Problem to work on:
Write out the full listing below exactly as given.

(Beginning of Provided information)

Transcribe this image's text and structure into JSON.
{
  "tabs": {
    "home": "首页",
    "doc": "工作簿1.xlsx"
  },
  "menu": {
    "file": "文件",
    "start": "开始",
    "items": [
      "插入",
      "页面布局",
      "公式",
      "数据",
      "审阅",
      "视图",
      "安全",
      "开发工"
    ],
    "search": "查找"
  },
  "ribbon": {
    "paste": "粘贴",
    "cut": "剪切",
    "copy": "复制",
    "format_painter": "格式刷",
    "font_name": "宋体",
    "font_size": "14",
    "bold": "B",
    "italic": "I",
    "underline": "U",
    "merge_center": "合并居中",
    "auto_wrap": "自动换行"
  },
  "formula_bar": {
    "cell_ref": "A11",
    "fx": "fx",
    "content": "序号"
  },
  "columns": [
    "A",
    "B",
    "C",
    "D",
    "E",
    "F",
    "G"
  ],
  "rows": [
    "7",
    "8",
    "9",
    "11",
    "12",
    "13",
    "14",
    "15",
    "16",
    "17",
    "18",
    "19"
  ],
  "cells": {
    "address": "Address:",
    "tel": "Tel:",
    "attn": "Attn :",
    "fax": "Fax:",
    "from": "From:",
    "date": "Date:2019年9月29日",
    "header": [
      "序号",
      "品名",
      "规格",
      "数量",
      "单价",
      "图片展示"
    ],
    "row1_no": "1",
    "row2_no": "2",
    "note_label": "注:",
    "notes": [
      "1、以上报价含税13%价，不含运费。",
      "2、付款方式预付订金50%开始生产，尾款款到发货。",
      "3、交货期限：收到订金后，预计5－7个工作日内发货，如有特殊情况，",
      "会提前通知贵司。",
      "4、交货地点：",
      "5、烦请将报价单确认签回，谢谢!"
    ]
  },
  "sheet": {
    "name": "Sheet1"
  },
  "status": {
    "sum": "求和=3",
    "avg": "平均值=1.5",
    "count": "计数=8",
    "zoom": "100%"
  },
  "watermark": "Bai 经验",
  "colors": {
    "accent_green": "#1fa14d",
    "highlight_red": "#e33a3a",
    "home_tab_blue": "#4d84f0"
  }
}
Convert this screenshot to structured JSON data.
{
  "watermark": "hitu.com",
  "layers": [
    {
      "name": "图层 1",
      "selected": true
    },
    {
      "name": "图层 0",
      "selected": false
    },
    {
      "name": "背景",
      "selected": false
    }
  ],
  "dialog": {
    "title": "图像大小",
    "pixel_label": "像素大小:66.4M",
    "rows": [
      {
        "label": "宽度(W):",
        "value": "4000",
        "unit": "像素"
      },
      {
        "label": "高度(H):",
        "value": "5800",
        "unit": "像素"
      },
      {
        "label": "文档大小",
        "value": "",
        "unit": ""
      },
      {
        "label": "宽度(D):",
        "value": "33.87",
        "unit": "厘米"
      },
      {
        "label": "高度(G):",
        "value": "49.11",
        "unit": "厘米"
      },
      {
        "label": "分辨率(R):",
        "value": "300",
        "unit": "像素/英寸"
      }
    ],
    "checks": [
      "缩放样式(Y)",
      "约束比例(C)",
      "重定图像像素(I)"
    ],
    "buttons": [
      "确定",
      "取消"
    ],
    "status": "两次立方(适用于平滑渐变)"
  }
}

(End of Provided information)

Exercise solution:
Transcribe this image's text and structure into JSON.
{
  "tabs": {
    "home": "首页",
    "doc": "工作簿1.xlsx"
  },
  "menu": {
    "file": "文件",
    "start": "开始",
    "items": [
      "插入",
      "页面布局",
      "公式",
      "数据",
      "审阅",
      "视图",
      "安全",
      "开发工"
    ],
    "search": "查找"
  },
  "ribbon": {
    "paste": "粘贴",
    "cut": "剪切",
    "copy": "复制",
    "format_painter": "格式刷",
    "font_name": "宋体",
    "font_size": "14",
    "bold": "B",
    "italic": "I",
    "underline": "U",
    "merge_center": "合并居中",
    "auto_wrap": "自动换行"
  },
  "formula_bar": {
    "cell_ref": "A11",
    "fx": "fx",
    "content": "序号"
  },
  "columns": [
    "A",
    "B",
    "C",
    "D",
    "E",
    "F",
    "G"
  ],
  "rows": [
    "7",
    "8",
    "9",
    "11",
    "12",
    "13",
    "14",
    "15",
    "16",
    "17",
    "18",
    "19"
  ],
  "cells": {
    "address": "Address:",
    "tel": "Tel:",
    "attn": "Attn :",
    "fax": "Fax:",
    "from": "From:",
    "date": "Date:2019年9月29日",
    "header": [
      "序号",
      "品名",
      "规格",
      "数量",
      "单价",
      "图片展示"
    ],
    "row1_no": "1",
    "row2_no": "2",
    "note_label": "注:",
    "notes": [
      "1、以上报价含税13%价，不含运费。",
      "2、付款方式预付订金50%开始生产，尾款款到发货。",
      "3、交货期限：收到订金后，预计5－7个工作日内发货，如有特殊情况，",
      "会提前通知贵司。",
      "4、交货地点：",
      "5、烦请将报价单确认签回，谢谢!"
    ]
  },
  "sheet": {
    "name": "Sheet1"
  },
  "status": {
    "sum": "求和=3",
    "avg": "平均值=1.5",
    "count": "计数=8",
    "zoom": "100%"
  },
  "watermark": "Bai 经验",
  "colors": {
    "accent_green": "#1fa14d",
    "highlight_red": "#e33a3a",
    "home_tab_blue": "#4d84f0"
  }
}
Convert this screenshot to structured JSON data.
{
  "watermark": "hitu.com",
  "layers": [
    {
      "name": "图层 1",
      "selected": true
    },
    {
      "name": "图层 0",
      "selected": false
    },
    {
      "name": "背景",
      "selected": false
    }
  ],
  "dialog": {
    "title": "图像大小",
    "pixel_label": "像素大小:66.4M",
    "rows": [
      {
        "label": "宽度(W):",
        "value": "4000",
        "unit": "像素"
      },
      {
        "label": "高度(H):",
        "value": "5800",
        "unit": "像素"
      },
      {
        "label": "文档大小",
        "value": "",
        "unit": ""
      },
      {
        "label": "宽度(D):",
        "value": "33.87",
        "unit": "厘米"
      },
      {
        "label": "高度(G):",
        "value": "49.11",
        "unit": "厘米"
      },
      {
        "label": "分辨率(R):",
        "value": "300",
        "unit": "像素/英寸"
      }
    ],
    "checks": [
      "缩放样式(Y)",
      "约束比例(C)",
      "重定图像像素(I)"
    ],
    "buttons": [
      "确定",
      "取消"
    ],
    "status": "两次立方(适用于平滑渐变)"
  }
}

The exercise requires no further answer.